For others, like the science-fiction author Liu Cixin writing in his trilogy The Three-Body Problem, the danger comes from the “Dark Forest Hypothesis.” This posits that all species want to survive, and if they succeed, they will continuously expand. But our galaxy has finite usable spaces and resources, and it is impossible to obtain real-time knowledge about other species due to the limits of the speed of light. Everyone is intent on their own survival and must assume that by the time they learn of aliens, those aliens may have already developed more capable technology, and greater ambitions. Consequently, the most logical and prudent course of action is to remain silent and try to eliminate any other species that you learn of, before they eliminate you, or before they evolve to a level where they can eliminate you. In other words, keep your head down in the forest, or else.

These are all pretty grim assessments. But there are also hazards from the mere act of communication. In 2014 I wrote in Nautilus about the potential for transmitted information to destabilize and perhaps even destroy a civilization—whether intentionally or unintentionally. Ideas can be dangerous, especially meme-like ideas that spread contagiously and could, in principle, be “weaponized” to destroy just as effectively as a massive fleet of spacecraft.

Nonetheless, the astronomer and SETI expert Jason Wright has pointed out that we tend to fall prey to a “monocultural fallacy” in thinking about alien civilizations when we assume that decisions and actions will be made as one. Clearly that is not true for humans, and messages have gone barreling out into the cosmos because a few people have decided to send them and the rest of our species simply hasn’t cared to notice. If there is any characteristic that is most likely to apply to alien species it may well be this same one; whoever messages us, or hears us, could easily be a few specialists, or obsessives, who may or may not have influence over their civilization.

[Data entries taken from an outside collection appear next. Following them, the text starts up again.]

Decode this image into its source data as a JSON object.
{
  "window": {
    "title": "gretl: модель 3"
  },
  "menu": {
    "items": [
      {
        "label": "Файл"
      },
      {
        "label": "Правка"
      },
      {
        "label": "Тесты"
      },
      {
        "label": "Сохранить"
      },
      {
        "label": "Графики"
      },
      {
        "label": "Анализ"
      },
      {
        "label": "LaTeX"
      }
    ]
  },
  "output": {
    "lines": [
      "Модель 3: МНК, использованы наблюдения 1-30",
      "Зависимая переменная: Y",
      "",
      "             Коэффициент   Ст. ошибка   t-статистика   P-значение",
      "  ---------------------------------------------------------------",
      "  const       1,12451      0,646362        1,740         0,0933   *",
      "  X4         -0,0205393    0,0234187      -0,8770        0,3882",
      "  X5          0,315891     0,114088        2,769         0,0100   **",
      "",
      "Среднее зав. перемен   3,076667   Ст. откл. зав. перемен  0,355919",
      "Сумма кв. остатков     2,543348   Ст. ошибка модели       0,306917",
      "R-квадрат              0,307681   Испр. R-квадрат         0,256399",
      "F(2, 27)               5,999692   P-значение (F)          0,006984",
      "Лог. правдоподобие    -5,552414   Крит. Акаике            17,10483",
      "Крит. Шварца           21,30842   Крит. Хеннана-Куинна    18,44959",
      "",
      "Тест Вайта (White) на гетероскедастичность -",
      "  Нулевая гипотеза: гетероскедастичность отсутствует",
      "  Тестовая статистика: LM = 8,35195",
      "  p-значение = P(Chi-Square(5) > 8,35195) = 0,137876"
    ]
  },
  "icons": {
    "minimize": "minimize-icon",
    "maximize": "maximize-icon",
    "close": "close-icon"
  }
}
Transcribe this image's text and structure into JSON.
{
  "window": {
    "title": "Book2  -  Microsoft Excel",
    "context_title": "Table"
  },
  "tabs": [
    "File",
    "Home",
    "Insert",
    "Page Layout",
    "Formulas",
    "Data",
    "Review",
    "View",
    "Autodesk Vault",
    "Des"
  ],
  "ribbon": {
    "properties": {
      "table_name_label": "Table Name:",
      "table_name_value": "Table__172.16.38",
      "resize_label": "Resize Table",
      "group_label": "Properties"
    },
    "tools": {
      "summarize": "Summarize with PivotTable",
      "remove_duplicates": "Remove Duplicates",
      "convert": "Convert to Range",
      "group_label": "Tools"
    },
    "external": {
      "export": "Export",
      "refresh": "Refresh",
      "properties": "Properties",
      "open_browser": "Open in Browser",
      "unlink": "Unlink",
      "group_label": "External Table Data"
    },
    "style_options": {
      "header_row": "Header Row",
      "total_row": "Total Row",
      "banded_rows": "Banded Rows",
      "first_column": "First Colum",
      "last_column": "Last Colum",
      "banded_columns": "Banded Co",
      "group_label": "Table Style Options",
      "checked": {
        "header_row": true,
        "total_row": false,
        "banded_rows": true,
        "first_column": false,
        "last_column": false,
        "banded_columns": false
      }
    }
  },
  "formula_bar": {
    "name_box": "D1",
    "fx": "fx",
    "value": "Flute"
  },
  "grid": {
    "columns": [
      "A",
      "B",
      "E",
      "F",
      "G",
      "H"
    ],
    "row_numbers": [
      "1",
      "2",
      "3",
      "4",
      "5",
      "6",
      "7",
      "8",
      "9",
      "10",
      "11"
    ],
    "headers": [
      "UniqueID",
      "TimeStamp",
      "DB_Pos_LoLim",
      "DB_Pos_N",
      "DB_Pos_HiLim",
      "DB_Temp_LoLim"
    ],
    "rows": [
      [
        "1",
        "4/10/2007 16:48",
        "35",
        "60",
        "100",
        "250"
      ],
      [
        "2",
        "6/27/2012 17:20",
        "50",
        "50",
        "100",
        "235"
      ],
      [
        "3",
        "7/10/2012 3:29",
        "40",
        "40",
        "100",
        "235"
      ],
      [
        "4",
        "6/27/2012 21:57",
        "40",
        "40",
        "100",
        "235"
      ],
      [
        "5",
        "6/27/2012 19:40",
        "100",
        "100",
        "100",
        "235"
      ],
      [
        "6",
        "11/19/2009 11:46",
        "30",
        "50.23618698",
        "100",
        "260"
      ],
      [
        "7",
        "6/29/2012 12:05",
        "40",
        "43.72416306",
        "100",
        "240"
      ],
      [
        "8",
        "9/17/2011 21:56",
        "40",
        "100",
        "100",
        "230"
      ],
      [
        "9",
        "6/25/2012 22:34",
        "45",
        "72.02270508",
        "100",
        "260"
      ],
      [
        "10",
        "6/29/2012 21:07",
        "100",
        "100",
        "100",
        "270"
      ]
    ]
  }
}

Perhaps though, in the end, the most decisive factor lies in the stratification of time due to light’s finite speed. This means that all decisions to do with ETs (whoever’s ETs those are) will be based on extrapolation from information that gets more and more outdated with distance. You may have just picked up the “Hello World” (or “MIR”) signal from a distant star, but by now that species could be a bomb-wielding interstellar terror or have been rendered harmless by extinction. If you return a message you simply don’t know what state the recipient will be in when it receives that signal, or what state you will be in if you get a conversational reply. That isn’t just a problem for distances of hundreds of light-years, even a few light-years makes a difference—just consider our own changing conditions between the middle of 2019 and 2022, or between 1938 and 1945.Just like our parental admonition to never talk to strangers, we should think carefully about talking to species when we can’t talk to them in any temporally fixed way, or know how our future selves will deal with this. The Soviet researchers who sent “MIR,” “LENIN,” and “USSR” off into the galaxy couldn’t have known what was coming down the line for their way of life. Perhaps the real risk of messaging extraterrestrials is that no one will ever get to have the conversation they’d like.

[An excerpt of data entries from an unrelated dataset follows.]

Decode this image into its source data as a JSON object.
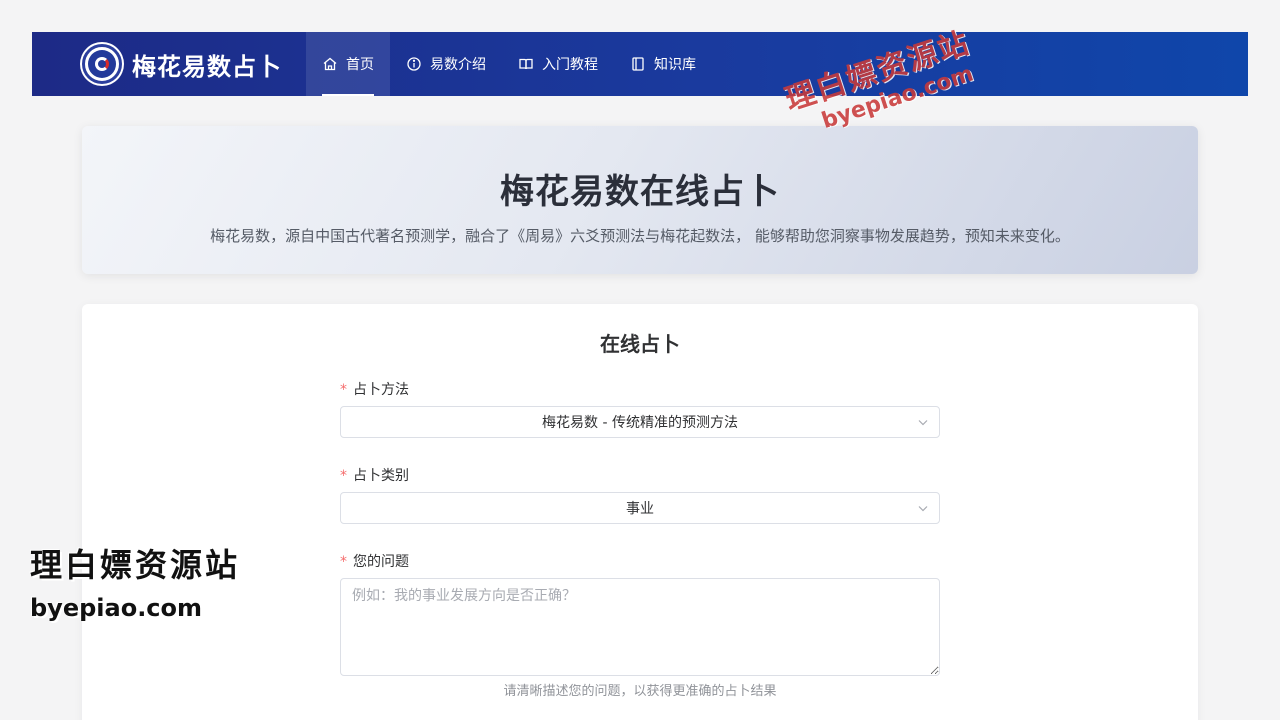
{
  "header": {
    "brand": "梅花易数占卜",
    "nav": [
      {
        "label": "首页",
        "icon": "home-icon",
        "active": true
      },
      {
        "label": "易数介绍",
        "icon": "info-circle-icon",
        "active": false
      },
      {
        "label": "入门教程",
        "icon": "open-book-icon",
        "active": false
      },
      {
        "label": "知识库",
        "icon": "notebook-icon",
        "active": false
      }
    ]
  },
  "hero": {
    "title": "梅花易数在线占卜",
    "description": "梅花易数，源自中国古代著名预测学，融合了《周易》六爻预测法与梅花起数法， 能够帮助您洞察事物发展趋势，预知未来变化。"
  },
  "form": {
    "title": "在线占卜",
    "method": {
      "label": "占卜方法",
      "value": "梅花易数 - 传统精准的预测方法"
    },
    "category": {
      "label": "占卜类别",
      "value": "事业"
    },
    "question": {
      "label": "您的问题",
      "placeholder": "例如：我的事业发展方向是否正确？",
      "hint": "请清晰描述您的问题，以获得更准确的占卜结果"
    },
    "required_mark": "*"
  },
  "watermarks": {
    "top_line1": "理白嫖资源站",
    "top_line2": "byepiao.com",
    "left_line1": "理白嫖资源站",
    "left_line2": "byepiao.com"
  },
  "colors": {
    "nav_start": "#1d2a86",
    "nav_end": "#0f46aa",
    "required": "#f56c6c",
    "watermark_red": "#c93a3a"
  }
}
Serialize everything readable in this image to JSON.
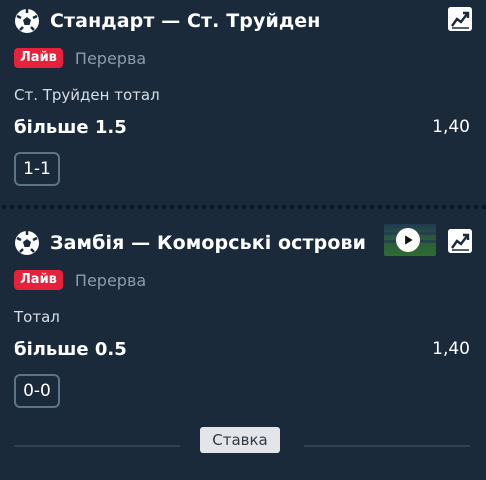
{
  "matches": [
    {
      "title": "Стандарт — Ст. Труйден",
      "live_label": "Лайв",
      "status": "Перерва",
      "market": "Ст. Труйден тотал",
      "outcome": "більше 1.5",
      "odds": "1,40",
      "score": "1-1",
      "has_video": false
    },
    {
      "title": "Замбія — Коморські острови",
      "live_label": "Лайв",
      "status": "Перерва",
      "market": "Тотал",
      "outcome": "більше 0.5",
      "odds": "1,40",
      "score": "0-0",
      "has_video": true
    }
  ],
  "bottom": {
    "tooltip": "Ставка"
  },
  "colors": {
    "background": "#1a2a3b",
    "live_badge": "#e6213b",
    "muted_text": "#8d9bab"
  },
  "icons": {
    "sport": "soccer-ball-icon",
    "stats": "chart-trend-icon",
    "video": "play-icon"
  }
}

Caleb Scharf is the director of astrobiology at Columbia University. His latest book is The Ascent of Information: Books, Bits, Genes, Machines, and Life’s Unending Algorithm. Follow him on Twitter @caleb_scharf.

Lead image: Rytis Bernotas / Shutterstock

References

1. Bates, S. Revolutionary nonsense: Charles Cros’s Kippered Herring. The French Review 57, 601-606 (1984).

2. Jiang, J.H., et al. A beacon in the galaxy: Updated Arecibo message for potential FAST and SETI projects. arXiv (2022). Retrieved from DOI: 2203.0428

3. Todd, P.M. & Miller, G.F. The evolutionary psychology of extraterrestrial intelligence: Are there universal adaptations in search, aversion, and signaling? Biological Theory 13, 131-141 (2018).